### YOUR INSTRUCTIONS
Nothing is to be left out: repeat every entry exactly as given.

### SUPPLIED RECORDS
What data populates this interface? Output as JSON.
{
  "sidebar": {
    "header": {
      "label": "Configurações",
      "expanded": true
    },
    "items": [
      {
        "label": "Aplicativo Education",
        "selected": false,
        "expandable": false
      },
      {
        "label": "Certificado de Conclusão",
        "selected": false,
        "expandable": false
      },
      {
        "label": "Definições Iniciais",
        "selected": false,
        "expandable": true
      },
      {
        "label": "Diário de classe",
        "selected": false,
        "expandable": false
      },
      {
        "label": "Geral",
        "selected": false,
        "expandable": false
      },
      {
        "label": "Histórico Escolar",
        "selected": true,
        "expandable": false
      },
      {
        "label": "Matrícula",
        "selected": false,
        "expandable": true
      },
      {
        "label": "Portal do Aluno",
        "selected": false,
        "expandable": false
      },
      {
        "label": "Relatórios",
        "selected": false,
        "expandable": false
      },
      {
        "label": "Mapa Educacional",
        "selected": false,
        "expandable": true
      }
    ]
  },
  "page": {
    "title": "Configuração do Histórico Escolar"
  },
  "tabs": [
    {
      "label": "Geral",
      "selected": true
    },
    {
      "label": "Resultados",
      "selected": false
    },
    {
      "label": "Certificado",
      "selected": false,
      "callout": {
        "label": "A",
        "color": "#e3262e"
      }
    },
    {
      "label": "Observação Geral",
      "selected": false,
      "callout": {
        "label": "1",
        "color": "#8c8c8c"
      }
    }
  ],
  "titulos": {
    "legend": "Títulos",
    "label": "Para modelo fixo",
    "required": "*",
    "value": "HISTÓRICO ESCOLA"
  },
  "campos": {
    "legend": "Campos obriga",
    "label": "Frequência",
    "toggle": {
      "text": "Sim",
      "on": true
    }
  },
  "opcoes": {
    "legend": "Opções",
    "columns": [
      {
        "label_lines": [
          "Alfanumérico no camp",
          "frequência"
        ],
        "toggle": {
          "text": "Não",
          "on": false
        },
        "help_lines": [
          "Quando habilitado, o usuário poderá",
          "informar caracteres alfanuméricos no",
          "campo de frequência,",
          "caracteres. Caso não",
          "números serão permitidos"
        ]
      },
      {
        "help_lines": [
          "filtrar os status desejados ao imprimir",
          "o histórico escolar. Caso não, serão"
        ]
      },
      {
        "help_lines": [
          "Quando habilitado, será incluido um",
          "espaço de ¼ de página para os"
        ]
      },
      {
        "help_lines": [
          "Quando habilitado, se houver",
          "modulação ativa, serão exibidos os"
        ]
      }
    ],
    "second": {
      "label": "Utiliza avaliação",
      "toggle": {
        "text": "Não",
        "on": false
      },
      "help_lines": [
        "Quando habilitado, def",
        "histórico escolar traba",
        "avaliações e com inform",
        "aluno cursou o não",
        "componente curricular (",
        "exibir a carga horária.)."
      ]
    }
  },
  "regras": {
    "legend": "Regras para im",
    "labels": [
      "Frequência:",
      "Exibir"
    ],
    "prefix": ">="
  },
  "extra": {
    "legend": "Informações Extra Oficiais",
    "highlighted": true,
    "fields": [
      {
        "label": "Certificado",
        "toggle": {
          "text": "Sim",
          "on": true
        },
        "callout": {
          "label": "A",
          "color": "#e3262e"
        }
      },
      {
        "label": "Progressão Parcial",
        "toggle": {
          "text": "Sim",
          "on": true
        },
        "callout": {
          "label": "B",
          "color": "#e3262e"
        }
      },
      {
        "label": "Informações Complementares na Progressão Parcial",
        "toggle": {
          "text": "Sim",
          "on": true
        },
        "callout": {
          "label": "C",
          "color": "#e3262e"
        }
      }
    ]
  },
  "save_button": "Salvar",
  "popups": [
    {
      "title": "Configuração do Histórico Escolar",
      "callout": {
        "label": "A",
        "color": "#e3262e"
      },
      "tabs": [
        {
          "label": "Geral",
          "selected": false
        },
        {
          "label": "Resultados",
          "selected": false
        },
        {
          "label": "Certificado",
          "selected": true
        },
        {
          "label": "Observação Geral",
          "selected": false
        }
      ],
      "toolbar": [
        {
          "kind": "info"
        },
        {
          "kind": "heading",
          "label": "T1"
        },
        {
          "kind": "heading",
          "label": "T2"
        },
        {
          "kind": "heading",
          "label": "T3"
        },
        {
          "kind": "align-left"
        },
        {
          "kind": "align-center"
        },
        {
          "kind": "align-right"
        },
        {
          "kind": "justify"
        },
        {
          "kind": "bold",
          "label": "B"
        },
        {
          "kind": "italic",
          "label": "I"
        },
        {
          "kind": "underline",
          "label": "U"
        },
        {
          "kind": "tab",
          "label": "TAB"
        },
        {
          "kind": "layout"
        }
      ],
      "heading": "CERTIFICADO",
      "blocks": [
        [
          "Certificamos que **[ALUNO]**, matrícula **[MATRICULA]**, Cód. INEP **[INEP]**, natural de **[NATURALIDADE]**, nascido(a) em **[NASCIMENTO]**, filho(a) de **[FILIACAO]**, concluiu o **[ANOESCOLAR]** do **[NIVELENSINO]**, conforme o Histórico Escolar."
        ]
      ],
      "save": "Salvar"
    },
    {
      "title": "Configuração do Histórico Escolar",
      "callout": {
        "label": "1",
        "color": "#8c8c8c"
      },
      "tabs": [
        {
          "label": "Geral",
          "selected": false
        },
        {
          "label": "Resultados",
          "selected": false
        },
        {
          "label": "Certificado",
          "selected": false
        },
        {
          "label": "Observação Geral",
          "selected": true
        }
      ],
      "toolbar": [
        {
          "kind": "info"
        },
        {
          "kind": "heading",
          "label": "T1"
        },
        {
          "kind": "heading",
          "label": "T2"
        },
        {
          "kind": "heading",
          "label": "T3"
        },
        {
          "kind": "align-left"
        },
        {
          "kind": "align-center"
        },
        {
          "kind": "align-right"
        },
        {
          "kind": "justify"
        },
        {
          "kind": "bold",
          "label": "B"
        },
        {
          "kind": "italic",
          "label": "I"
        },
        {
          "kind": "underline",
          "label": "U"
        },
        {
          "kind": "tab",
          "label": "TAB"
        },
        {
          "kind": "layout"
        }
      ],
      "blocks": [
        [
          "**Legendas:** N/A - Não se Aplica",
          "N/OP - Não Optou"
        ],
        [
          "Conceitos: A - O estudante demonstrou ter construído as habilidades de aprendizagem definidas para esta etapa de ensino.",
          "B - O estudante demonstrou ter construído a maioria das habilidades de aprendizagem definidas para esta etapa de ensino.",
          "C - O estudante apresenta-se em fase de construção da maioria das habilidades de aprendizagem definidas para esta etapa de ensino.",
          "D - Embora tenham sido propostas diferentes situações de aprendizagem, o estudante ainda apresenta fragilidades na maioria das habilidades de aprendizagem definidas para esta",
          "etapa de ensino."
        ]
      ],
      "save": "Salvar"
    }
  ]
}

### RESULT OF THIS EXERCISE
What data populates this interface? Output as JSON.
{
  "sidebar": {
    "header": {
      "label": "Configurações",
      "expanded": true
    },
    "items": [
      {
        "label": "Aplicativo Education",
        "selected": false,
        "expandable": false
      },
      {
        "label": "Certificado de Conclusão",
        "selected": false,
        "expandable": false
      },
      {
        "label": "Definições Iniciais",
        "selected": false,
        "expandable": true
      },
      {
        "label": "Diário de classe",
        "selected": false,
        "expandable": false
      },
      {
        "label": "Geral",
        "selected": false,
        "expandable": false
      },
      {
        "label": "Histórico Escolar",
        "selected": true,
        "expandable": false
      },
      {
        "label": "Matrícula",
        "selected": false,
        "expandable": true
      },
      {
        "label": "Portal do Aluno",
        "selected": false,
        "expandable": false
      },
      {
        "label": "Relatórios",
        "selected": false,
        "expandable": false
      },
      {
        "label": "Mapa Educacional",
        "selected": false,
        "expandable": true
      }
    ]
  },
  "page": {
    "title": "Configuração do Histórico Escolar"
  },
  "tabs": [
    {
      "label": "Geral",
      "selected": true
    },
    {
      "label": "Resultados",
      "selected": false
    },
    {
      "label": "Certificado",
      "selected": false,
      "callout": {
        "label": "A",
        "color": "#e3262e"
      }
    },
    {
      "label": "Observação Geral",
      "selected": false,
      "callout": {
        "label": "1",
        "color": "#8c8c8c"
      }
    }
  ],
  "titulos": {
    "legend": "Títulos",
    "label": "Para modelo fixo",
    "required": "*",
    "value": "HISTÓRICO ESCOLA"
  },
  "campos": {
    "legend": "Campos obriga",
    "label": "Frequência",
    "toggle": {
      "text": "Sim",
      "on": true
    }
  },
  "opcoes": {
    "legend": "Opções",
    "columns": [
      {
        "label_lines": [
          "Alfanumérico no camp",
          "frequência"
        ],
        "toggle": {
          "text": "Não",
          "on": false
        },
        "help_lines": [
          "Quando habilitado, o usuário poderá",
          "informar caracteres alfanuméricos no",
          "campo de frequência,",
          "caracteres. Caso não",
          "números serão permitidos"
        ]
      },
      {
        "help_lines": [
          "filtrar os status desejados ao imprimir",
          "o histórico escolar. Caso não, serão"
        ]
      },
      {
        "help_lines": [
          "Quando habilitado, será incluido um",
          "espaço de ¼ de página para os"
        ]
      },
      {
        "help_lines": [
          "Quando habilitado, se houver",
          "modulação ativa, serão exibidos os"
        ]
      }
    ],
    "second": {
      "label": "Utiliza avaliação",
      "toggle": {
        "text": "Não",
        "on": false
      },
      "help_lines": [
        "Quando habilitado, def",
        "histórico escolar traba",
        "avaliações e com inform",
        "aluno cursou o não",
        "componente curricular (",
        "exibir a carga horária.)."
      ]
    }
  },
  "regras": {
    "legend": "Regras para im",
    "labels": [
      "Frequência:",
      "Exibir"
    ],
    "prefix": ">="
  },
  "extra": {
    "legend": "Informações Extra Oficiais",
    "highlighted": true,
    "fields": [
      {
        "label": "Certificado",
        "toggle": {
          "text": "Sim",
          "on": true
        },
        "callout": {
          "label": "A",
          "color": "#e3262e"
        }
      },
      {
        "label": "Progressão Parcial",
        "toggle": {
          "text": "Sim",
          "on": true
        },
        "callout": {
          "label": "B",
          "color": "#e3262e"
        }
      },
      {
        "label": "Informações Complementares na Progressão Parcial",
        "toggle": {
          "text": "Sim",
          "on": true
        },
        "callout": {
          "label": "C",
          "color": "#e3262e"
        }
      }
    ]
  },
  "save_button": "Salvar",
  "popups": [
    {
      "title": "Configuração do Histórico Escolar",
      "callout": {
        "label": "A",
        "color": "#e3262e"
      },
      "tabs": [
        {
          "label": "Geral",
          "selected": false
        },
        {
          "label": "Resultados",
          "selected": false
        },
        {
          "label": "Certificado",
          "selected": true
        },
        {
          "label": "Observação Geral",
          "selected": false
        }
      ],
      "toolbar": [
        {
          "kind": "info"
        },
        {
          "kind": "heading",
          "label": "T1"
        },
        {
          "kind": "heading",
          "label": "T2"
        },
        {
          "kind": "heading",
          "label": "T3"
        },
        {
          "kind": "align-left"
        },
        {
          "kind": "align-center"
        },
        {
          "kind": "align-right"
        },
        {
          "kind": "justify"
        },
        {
          "kind": "bold",
          "label": "B"
        },
        {
          "kind": "italic",
          "label": "I"
        },
        {
          "kind": "underline",
          "label": "U"
        },
        {
          "kind": "tab",
          "label": "TAB"
        },
        {
          "kind": "layout"
        }
      ],
      "heading": "CERTIFICADO",
      "blocks": [
        [
          "Certificamos que **[ALUNO]**, matrícula **[MATRICULA]**, Cód. INEP **[INEP]**, natural de **[NATURALIDADE]**, nascido(a) em **[NASCIMENTO]**, filho(a) de **[FILIACAO]**, concluiu o **[ANOESCOLAR]** do **[NIVELENSINO]**, conforme o Histórico Escolar."
        ]
      ],
      "save": "Salvar"
    },
    {
      "title": "Configuração do Histórico Escolar",
      "callout": {
        "label": "1",
        "color": "#8c8c8c"
      },
      "tabs": [
        {
          "label": "Geral",
          "selected": false
        },
        {
          "label": "Resultados",
          "selected": false
        },
        {
          "label": "Certificado",
          "selected": false
        },
        {
          "label": "Observação Geral",
          "selected": true
        }
      ],
      "toolbar": [
        {
          "kind": "info"
        },
        {
          "kind": "heading",
          "label": "T1"
        },
        {
          "kind": "heading",
          "label": "T2"
        },
        {
          "kind": "heading",
          "label": "T3"
        },
        {
          "kind": "align-left"
        },
        {
          "kind": "align-center"
        },
        {
          "kind": "align-right"
        },
        {
          "kind": "justify"
        },
        {
          "kind": "bold",
          "label": "B"
        },
        {
          "kind": "italic",
          "label": "I"
        },
        {
          "kind": "underline",
          "label": "U"
        },
        {
          "kind": "tab",
          "label": "TAB"
        },
        {
          "kind": "layout"
        }
      ],
      "blocks": [
        [
          "**Legendas:** N/A - Não se Aplica",
          "N/OP - Não Optou"
        ],
        [
          "Conceitos: A - O estudante demonstrou ter construído as habilidades de aprendizagem definidas para esta etapa de ensino.",
          "B - O estudante demonstrou ter construído a maioria das habilidades de aprendizagem definidas para esta etapa de ensino.",
          "C - O estudante apresenta-se em fase de construção da maioria das habilidades de aprendizagem definidas para esta etapa de ensino.",
          "D - Embora tenham sido propostas diferentes situações de aprendizagem, o estudante ainda apresenta fragilidades na maioria das habilidades de aprendizagem definidas para esta",
          "etapa de ensino."
        ]
      ],
      "save": "Salvar"
    }
  ]
}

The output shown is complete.